Leongatha’s Steve Riley and navigator John Doble, far right, celebrate their podium finish at the conclusion of the Australasian Safari in Western Australia.
BOGGING the ute in the Western Australian desert, and an 11 minute penalty saw the RileyMotorsport team slip into third place in the Australasian Safari last week.
The team, led by Leongatha’s Riley, had been in first place since Day 2 of the endurance race in their modified V8 Holden Ute.
The tough conditions of the route had their support team, which includes a strong contingent of South Gippslanders, working through the nights to have the ute ready for action.
The support team includes: Navigator John Doble (NSW), mechanic Chris Stone, sponsor Trevor Hanks formerly of Meeniyan, Leonie and Alan Hanks of Leongatha, Paul and Seb Borg of Korumburra, Milton Hill of Leongatha, Troy McAinch formerly of Yanakie and Len Hobba.
The team won all the stages on Day 2, from Murchison to Gascoyne Junction, and took the overall lead after starting in seventh place.
On Day 3, around Gascoyne Junction, RileyMotorsport started from pole position and took a 13 minute overall lead into Day 4.
The morning racing of Day 3 went smoothly, however the afternoon over 288 kilometres was a challenge.
“It was one of the toughest stages we have ever experienced in our Safari careers!” Steve reported.
Problems with fuel pressure, vague map references, a pack of wild camels and blind corners all caused problems for the team.
On Day 4, local flooding was an upset to the Safari, with some routes repeated to make up for the disruption.
The team also dropped back to 15th place, before a compassionate ruling from the judges which returned RileyMotorsport back into first place.
Riley and Doble spotted an injured motorcyclist with a broken shoulder, injuries and concussion. Riley and Doble settled down the dazed motorcyclist and waited with him until a helicopter arrived to evacuate him to Exmouth hospital.

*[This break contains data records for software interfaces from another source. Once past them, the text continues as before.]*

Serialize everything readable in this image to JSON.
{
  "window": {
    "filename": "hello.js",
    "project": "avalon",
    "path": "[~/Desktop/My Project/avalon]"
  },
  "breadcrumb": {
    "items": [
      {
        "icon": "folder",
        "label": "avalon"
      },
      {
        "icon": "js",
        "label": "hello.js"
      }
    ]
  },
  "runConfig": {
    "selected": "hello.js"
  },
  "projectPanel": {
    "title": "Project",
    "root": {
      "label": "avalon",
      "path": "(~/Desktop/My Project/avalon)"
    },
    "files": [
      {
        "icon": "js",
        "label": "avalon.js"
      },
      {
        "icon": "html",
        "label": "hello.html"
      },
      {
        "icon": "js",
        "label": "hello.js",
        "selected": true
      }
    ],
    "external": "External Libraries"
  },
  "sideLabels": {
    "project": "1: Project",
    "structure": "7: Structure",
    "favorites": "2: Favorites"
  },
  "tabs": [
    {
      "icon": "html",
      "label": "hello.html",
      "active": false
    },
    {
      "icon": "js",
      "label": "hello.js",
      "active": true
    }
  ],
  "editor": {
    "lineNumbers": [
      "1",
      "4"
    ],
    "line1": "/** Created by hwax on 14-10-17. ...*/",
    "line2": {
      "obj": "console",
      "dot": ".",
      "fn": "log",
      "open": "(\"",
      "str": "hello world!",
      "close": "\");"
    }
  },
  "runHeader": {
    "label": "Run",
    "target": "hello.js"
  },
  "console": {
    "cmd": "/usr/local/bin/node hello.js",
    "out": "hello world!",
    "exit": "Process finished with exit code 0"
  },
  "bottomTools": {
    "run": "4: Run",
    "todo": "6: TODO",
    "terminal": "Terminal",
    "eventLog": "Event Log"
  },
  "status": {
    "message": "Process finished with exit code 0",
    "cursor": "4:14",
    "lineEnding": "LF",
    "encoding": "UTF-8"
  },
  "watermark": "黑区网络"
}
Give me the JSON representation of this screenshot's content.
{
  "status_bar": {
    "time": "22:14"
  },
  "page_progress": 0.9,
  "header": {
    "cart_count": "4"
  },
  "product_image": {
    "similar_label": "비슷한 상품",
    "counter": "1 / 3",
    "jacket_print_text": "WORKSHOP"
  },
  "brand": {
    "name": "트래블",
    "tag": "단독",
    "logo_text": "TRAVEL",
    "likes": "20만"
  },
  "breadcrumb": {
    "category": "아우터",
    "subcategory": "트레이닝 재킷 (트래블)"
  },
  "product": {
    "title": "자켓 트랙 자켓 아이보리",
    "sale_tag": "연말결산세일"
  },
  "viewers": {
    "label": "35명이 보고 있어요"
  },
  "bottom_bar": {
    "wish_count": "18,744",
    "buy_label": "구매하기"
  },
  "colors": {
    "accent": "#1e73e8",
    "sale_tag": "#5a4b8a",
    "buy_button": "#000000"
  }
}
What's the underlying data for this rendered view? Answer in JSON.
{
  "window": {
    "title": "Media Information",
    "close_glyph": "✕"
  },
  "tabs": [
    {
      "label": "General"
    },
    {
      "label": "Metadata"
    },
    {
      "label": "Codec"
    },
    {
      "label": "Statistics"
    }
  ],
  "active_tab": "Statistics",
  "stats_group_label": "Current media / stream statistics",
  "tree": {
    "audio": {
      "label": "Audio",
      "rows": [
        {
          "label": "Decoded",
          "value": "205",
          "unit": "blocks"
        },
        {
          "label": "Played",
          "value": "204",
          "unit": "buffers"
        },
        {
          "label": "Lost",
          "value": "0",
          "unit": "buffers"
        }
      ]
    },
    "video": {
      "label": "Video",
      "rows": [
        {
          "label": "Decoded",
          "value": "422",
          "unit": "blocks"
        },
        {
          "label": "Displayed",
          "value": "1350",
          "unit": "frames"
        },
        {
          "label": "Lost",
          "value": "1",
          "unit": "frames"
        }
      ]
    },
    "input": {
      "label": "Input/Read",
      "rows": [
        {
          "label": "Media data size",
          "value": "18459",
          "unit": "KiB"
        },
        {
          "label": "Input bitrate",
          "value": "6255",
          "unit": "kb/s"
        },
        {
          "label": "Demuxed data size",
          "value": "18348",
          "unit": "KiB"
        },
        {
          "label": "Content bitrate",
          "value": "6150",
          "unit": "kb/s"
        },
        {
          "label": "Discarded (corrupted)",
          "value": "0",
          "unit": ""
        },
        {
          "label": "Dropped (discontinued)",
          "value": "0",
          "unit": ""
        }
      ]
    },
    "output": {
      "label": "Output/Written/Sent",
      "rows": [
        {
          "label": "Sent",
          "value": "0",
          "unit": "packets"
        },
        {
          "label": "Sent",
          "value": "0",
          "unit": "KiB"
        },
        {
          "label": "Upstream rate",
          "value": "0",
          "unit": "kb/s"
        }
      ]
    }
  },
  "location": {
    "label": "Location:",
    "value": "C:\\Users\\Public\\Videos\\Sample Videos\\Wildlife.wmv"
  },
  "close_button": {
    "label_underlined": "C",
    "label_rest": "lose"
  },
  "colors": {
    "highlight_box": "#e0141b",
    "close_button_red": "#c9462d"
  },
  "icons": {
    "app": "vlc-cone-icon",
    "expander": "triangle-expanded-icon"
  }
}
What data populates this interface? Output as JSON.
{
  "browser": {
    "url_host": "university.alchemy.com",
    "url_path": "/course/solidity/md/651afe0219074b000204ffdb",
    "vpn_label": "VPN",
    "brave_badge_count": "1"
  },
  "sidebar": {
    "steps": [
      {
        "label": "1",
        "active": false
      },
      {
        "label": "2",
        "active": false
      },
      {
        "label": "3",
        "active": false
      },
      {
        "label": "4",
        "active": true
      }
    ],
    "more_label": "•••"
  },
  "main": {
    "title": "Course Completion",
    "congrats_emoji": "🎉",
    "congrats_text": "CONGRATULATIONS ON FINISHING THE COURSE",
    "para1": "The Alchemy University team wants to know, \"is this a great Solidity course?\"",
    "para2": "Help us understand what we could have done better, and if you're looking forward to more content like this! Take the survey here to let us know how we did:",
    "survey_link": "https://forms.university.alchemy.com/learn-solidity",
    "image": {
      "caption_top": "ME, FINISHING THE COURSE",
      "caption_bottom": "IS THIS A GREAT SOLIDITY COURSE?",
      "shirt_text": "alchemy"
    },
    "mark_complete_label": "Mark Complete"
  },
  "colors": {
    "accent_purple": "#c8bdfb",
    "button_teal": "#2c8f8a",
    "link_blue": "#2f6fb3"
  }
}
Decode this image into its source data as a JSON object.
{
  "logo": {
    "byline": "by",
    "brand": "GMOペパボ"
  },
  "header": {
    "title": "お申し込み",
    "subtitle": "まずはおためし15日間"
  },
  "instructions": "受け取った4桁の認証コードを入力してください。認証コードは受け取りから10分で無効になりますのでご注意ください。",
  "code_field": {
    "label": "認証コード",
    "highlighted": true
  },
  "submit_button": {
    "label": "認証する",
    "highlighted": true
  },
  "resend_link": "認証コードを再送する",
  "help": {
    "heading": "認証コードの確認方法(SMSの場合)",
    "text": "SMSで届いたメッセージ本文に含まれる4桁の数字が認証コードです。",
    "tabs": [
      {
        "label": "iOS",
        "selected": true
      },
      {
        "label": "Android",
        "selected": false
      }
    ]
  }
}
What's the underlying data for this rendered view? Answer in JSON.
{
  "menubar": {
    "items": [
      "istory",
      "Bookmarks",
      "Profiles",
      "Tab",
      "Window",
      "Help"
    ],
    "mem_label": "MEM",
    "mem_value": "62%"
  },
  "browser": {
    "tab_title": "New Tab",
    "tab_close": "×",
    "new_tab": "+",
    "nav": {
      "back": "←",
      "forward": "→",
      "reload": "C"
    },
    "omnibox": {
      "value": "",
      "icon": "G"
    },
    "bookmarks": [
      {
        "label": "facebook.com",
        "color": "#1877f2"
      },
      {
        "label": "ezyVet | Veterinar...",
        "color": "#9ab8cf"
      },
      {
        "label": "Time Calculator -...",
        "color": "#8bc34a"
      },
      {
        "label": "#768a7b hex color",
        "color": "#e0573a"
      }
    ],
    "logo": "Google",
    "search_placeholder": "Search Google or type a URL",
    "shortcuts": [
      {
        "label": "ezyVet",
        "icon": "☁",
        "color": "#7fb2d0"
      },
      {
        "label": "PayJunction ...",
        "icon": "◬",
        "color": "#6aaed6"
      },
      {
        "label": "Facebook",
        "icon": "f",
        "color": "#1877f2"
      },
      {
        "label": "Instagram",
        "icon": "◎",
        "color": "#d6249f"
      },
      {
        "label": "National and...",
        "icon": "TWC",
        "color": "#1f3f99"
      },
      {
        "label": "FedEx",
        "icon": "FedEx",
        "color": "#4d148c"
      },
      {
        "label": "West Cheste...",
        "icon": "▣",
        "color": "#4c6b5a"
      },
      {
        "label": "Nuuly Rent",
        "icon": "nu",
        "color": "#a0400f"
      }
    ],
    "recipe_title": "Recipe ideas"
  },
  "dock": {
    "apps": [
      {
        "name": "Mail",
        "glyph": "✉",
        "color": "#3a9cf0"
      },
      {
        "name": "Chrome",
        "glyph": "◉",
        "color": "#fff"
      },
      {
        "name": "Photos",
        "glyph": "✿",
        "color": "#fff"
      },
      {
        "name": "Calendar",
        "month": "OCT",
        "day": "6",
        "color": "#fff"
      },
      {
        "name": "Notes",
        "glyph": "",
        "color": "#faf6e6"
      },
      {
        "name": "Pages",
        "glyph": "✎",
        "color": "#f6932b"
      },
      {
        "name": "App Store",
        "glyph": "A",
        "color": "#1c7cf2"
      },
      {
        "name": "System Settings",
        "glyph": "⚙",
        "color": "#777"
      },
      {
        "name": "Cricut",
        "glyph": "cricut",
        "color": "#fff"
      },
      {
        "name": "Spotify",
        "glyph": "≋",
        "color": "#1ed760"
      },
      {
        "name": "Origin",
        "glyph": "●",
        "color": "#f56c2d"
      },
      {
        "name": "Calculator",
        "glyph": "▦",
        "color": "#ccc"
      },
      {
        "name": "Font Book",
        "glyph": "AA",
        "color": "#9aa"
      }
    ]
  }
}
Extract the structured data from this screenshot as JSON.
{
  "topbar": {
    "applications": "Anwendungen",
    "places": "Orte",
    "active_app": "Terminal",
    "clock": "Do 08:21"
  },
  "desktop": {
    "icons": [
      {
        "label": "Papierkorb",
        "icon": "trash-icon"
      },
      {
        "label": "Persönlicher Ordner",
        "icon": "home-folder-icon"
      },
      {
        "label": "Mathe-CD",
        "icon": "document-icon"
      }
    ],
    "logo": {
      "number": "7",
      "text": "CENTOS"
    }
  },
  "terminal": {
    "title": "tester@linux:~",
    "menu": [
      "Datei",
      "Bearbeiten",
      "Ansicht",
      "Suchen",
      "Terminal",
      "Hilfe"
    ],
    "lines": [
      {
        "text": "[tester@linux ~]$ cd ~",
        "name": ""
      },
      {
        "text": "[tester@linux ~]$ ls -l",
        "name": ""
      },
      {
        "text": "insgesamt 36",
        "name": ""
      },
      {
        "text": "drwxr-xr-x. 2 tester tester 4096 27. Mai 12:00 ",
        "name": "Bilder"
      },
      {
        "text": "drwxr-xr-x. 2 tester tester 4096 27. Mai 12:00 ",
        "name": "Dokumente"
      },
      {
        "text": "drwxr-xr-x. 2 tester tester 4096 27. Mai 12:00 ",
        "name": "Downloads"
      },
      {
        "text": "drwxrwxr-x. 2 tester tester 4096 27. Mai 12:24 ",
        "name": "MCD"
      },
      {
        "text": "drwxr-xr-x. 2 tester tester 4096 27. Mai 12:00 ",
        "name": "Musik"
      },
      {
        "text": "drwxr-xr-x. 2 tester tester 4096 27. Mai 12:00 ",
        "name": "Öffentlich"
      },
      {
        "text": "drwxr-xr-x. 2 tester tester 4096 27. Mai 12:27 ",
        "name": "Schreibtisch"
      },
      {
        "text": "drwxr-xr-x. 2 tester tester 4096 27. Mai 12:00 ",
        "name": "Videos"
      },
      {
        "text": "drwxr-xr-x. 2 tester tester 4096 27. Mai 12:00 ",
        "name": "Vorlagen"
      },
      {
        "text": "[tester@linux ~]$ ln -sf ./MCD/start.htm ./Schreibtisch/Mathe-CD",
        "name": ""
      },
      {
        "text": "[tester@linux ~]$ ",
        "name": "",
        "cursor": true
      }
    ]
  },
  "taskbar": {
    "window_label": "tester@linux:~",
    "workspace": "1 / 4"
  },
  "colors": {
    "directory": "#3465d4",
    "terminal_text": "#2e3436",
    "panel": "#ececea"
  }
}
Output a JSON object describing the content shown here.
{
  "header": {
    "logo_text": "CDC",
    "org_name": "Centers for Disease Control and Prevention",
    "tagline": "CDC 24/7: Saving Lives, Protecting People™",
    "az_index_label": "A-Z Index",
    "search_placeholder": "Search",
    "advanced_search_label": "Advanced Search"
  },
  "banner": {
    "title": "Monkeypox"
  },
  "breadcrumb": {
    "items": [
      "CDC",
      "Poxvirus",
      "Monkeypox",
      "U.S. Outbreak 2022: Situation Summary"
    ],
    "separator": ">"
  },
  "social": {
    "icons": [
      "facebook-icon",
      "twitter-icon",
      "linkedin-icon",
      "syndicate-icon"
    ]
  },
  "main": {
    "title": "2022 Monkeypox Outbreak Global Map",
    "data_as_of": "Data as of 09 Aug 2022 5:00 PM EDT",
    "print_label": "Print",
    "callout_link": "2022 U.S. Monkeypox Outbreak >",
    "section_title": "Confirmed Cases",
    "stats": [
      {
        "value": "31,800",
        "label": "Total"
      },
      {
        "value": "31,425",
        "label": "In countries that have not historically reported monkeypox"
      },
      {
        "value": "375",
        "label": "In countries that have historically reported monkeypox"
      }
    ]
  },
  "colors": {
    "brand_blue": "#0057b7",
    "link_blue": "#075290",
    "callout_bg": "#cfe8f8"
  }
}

In addition to the lost time, Riley and Doble had communication problems which tested their skills.
Luckily, the two are very experienced racing with each other and through sign language and signals were able to negotiate their way around a broken intercom system which connects the driver and navigator through insulated racing helmets.
All through the night the support team worked to fix fuel pressure issues and the intercom system to have the ute ready for an early 4am start on Day 5 for racing around Exmouth.
Riley reported they finished one of the repeat stages, nine minutes faster than on Day 4; RileyMotorsport winning Stage 1 of 160 kilometres and Stage 2 of 208 kilometres to take a 17 minute lead.
The last day stage started badly for RileyMotorsport with an 11 minute penalty following an incident on Day 5 with some motorbikes and a quadbike.
Riley and Doble started in second, one minute behind the lead car and plenty of sandy track to make the Safari challenging.
Riley and Doble quickly caught up with the leading car, but after that, the team hit difficulties – clouds of dust disorientated the navigator and with rain pouring down, the ute slipped off the road and got bogged.
Riley said he used the ute’s hydraulic jacking system but the mud would not let go; subsequently the jacking system was also bogged and “acted as an anchor”.
Six cars stopped and attempted to tow out the ute, but all were unsuccessful.
Finally Bruce Garland stopped and managed to pull them out after six attempts.
This whole episode took 55 minutes and with the poor conditions and weather, the officials cancelled this stage sometime after Riley and Doble had passed this point.
So as Riley and Doble drove to the finish line and waited in the queue of cars to go through the final point, soaking wet and muddy, they believed their race had ended.
“We gave it a real good red hot go,” Riley said.
At the final gate, Riley and Doble learnt of the judges’ decision to cancel the stage and the very surprised RileyMotorsport team finished on the podium in third place overall.